One large U.S. company remotely monitors all the fire pumps protecting their properties worldwide. At this one location they know when any fire pump has started or not and can monitor whether the pump is running as part of a weekly, monthly, or annual fire test or a potential emergency condition in the building. In addition, the company monitors whether the sprinkler system seems to be controlling the fire based upon whether the flow rate of the fire pump is remaining constant, decreasing, or increasing. If the pump flow rate indicates that the sprinkler system is controlling the fire, they are encouraging the responding fire department to let the system do its job. Unfortunately, there are instances in which the responding fire department initiates manual fire suppression activities that can reduce the water supply available for the automatic sprinkler system, resulting in increased damage. There have been some reported fire incidents, mostly warehouse fires, in which the building owner has alleged that the fire department negated the benefit of the automatic sprinkler system and that the fire department should have just let the automatic sprinkler system control the fire. Monitoring the flow through a fire pump at a location accessible to emergency response personnel can provide a means to consider whether manual suppression is needed or if it should be delayed until the fire starts to decay.
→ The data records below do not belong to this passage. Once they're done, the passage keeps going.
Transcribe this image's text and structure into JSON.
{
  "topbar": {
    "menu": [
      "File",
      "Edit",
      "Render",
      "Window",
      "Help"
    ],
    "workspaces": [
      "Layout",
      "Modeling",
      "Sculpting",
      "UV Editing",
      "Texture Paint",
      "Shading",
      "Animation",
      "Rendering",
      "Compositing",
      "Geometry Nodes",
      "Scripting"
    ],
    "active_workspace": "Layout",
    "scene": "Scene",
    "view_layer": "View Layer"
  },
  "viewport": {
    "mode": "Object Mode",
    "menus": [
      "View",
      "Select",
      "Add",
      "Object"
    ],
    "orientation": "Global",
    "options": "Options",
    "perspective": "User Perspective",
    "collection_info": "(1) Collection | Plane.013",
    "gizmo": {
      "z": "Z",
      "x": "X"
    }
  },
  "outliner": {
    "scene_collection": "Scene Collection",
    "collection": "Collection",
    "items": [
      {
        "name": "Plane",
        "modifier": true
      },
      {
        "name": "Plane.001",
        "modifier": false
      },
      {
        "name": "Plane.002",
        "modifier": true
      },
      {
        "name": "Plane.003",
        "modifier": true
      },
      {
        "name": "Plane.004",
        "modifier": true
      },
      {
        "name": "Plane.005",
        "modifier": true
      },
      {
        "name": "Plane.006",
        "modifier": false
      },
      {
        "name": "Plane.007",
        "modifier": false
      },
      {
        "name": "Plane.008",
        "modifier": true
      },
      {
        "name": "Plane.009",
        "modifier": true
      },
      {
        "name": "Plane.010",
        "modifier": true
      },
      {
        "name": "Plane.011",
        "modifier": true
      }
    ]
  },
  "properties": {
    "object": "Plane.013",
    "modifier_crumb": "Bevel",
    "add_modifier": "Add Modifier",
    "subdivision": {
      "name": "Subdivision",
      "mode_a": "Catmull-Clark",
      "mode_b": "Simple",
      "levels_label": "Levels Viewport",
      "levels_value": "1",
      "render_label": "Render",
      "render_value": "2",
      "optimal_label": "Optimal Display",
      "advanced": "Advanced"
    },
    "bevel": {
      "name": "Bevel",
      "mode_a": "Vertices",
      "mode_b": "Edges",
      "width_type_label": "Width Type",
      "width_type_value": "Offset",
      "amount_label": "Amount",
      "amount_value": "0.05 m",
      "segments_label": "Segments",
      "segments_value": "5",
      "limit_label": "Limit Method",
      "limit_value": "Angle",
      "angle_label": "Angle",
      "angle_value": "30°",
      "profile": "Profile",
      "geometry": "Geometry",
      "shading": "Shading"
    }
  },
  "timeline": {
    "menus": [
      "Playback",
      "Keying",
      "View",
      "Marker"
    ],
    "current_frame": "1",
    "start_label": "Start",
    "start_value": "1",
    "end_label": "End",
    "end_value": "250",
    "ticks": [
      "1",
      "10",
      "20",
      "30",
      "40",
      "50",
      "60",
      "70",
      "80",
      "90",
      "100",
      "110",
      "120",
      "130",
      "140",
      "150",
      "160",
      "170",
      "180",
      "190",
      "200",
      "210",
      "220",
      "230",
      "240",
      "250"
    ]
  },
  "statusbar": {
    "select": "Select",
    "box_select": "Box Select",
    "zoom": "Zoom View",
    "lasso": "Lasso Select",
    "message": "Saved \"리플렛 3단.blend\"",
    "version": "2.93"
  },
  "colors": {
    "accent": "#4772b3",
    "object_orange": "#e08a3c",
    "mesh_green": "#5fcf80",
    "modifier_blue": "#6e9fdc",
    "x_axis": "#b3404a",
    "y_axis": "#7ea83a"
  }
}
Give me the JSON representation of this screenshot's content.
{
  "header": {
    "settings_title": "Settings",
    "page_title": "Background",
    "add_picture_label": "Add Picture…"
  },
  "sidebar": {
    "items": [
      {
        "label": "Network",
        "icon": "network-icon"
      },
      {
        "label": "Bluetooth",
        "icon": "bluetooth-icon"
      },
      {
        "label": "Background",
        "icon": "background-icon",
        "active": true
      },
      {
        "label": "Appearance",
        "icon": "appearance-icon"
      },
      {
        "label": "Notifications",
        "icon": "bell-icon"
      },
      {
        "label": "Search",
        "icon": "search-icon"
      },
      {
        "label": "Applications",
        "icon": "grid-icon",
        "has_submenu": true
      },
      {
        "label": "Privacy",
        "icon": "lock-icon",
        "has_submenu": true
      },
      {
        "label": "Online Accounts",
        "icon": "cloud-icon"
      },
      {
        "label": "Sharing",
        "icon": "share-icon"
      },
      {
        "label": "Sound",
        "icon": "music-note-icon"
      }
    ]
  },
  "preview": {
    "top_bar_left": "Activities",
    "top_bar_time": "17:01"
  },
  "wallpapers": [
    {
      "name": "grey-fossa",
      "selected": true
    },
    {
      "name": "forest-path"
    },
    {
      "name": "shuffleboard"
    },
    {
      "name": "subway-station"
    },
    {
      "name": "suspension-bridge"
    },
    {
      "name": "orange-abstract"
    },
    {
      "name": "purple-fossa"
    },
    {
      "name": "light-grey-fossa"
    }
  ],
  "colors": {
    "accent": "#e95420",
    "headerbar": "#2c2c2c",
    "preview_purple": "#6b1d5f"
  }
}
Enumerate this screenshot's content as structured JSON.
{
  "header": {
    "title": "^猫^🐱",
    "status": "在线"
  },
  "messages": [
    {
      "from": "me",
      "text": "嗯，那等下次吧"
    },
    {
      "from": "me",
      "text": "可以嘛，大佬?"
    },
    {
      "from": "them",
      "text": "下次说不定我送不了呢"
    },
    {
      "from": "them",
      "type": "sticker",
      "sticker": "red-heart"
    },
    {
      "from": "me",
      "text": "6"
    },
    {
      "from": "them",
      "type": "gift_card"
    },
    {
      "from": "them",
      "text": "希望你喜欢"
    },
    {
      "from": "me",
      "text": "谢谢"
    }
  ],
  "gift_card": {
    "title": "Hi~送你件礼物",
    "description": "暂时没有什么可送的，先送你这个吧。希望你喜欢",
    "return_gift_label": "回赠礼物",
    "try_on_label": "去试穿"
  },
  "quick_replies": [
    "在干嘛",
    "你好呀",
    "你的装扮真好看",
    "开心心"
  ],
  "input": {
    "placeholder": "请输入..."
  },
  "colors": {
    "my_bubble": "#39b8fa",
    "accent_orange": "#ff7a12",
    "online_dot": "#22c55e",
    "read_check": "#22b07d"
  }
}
New technology allows inspection and test activities required by various standards to be performed in a less labor-intensive manner. The fact that the inspections or tests can be performed at a lower cost and with less disruption to the facility, means that the facility itself may be more likely to perform the required activities. Some remote test equipment also provides the written documentation that is required to be maintained by the owner to verify that the tasks have been performed. Using a total cost of ownership concept, the reduced periodic costs and the other benefits to the facility should be compared to an increase in the cost of the equipment to perform remote inspections and tests. It should also be recognized that the trend is for manufacturers to continue to develop technology that will perform the periodic inspection and test activities required by the applicable standards.
William Koffel is sr. director of special projects at Koffel Associates in Columbia, Maryland. He can be reached at firstname.lastname@example.org. This is his first article for Facilities Manager.